(Data about app and page elements)
-*-*-
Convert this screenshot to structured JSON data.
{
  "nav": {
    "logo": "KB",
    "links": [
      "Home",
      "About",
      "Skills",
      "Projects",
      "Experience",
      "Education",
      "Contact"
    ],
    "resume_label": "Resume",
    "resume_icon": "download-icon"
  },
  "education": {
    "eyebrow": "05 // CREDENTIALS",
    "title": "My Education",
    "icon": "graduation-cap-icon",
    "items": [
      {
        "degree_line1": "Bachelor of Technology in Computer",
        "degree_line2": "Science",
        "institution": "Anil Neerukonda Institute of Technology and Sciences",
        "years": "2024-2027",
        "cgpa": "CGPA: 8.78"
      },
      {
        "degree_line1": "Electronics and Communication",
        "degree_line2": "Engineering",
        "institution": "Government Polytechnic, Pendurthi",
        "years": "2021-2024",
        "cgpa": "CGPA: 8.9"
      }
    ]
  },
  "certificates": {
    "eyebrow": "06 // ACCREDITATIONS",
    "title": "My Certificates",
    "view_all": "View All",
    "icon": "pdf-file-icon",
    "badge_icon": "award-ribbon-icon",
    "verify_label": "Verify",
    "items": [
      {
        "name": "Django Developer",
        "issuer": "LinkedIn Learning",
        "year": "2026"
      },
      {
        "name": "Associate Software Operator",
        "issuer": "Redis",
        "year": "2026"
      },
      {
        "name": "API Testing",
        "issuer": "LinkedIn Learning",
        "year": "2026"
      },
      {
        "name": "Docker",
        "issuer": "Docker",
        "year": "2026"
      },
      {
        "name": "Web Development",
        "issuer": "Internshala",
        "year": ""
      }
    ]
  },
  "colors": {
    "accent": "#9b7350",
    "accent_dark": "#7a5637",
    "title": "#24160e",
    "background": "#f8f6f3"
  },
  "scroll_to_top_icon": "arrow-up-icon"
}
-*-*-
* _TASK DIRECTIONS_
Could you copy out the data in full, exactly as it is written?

* _PROBLEM SOLUTION_
Convert this screenshot to structured JSON data.
{
  "nav": {
    "logo": "KB",
    "links": [
      "Home",
      "About",
      "Skills",
      "Projects",
      "Experience",
      "Education",
      "Contact"
    ],
    "resume_label": "Resume",
    "resume_icon": "download-icon"
  },
  "education": {
    "eyebrow": "05 // CREDENTIALS",
    "title": "My Education",
    "icon": "graduation-cap-icon",
    "items": [
      {
        "degree_line1": "Bachelor of Technology in Computer",
        "degree_line2": "Science",
        "institution": "Anil Neerukonda Institute of Technology and Sciences",
        "years": "2024-2027",
        "cgpa": "CGPA: 8.78"
      },
      {
        "degree_line1": "Electronics and Communication",
        "degree_line2": "Engineering",
        "institution": "Government Polytechnic, Pendurthi",
        "years": "2021-2024",
        "cgpa": "CGPA: 8.9"
      }
    ]
  },
  "certificates": {
    "eyebrow": "06 // ACCREDITATIONS",
    "title": "My Certificates",
    "view_all": "View All",
    "icon": "pdf-file-icon",
    "badge_icon": "award-ribbon-icon",
    "verify_label": "Verify",
    "items": [
      {
        "name": "Django Developer",
        "issuer": "LinkedIn Learning",
        "year": "2026"
      },
      {
        "name": "Associate Software Operator",
        "issuer": "Redis",
        "year": "2026"
      },
      {
        "name": "API Testing",
        "issuer": "LinkedIn Learning",
        "year": "2026"
      },
      {
        "name": "Docker",
        "issuer": "Docker",
        "year": "2026"
      },
      {
        "name": "Web Development",
        "issuer": "Internshala",
        "year": ""
      }
    ]
  },
  "colors": {
    "accent": "#9b7350",
    "accent_dark": "#7a5637",
    "title": "#24160e",
    "background": "#f8f6f3"
  },
  "scroll_to_top_icon": "arrow-up-icon"
}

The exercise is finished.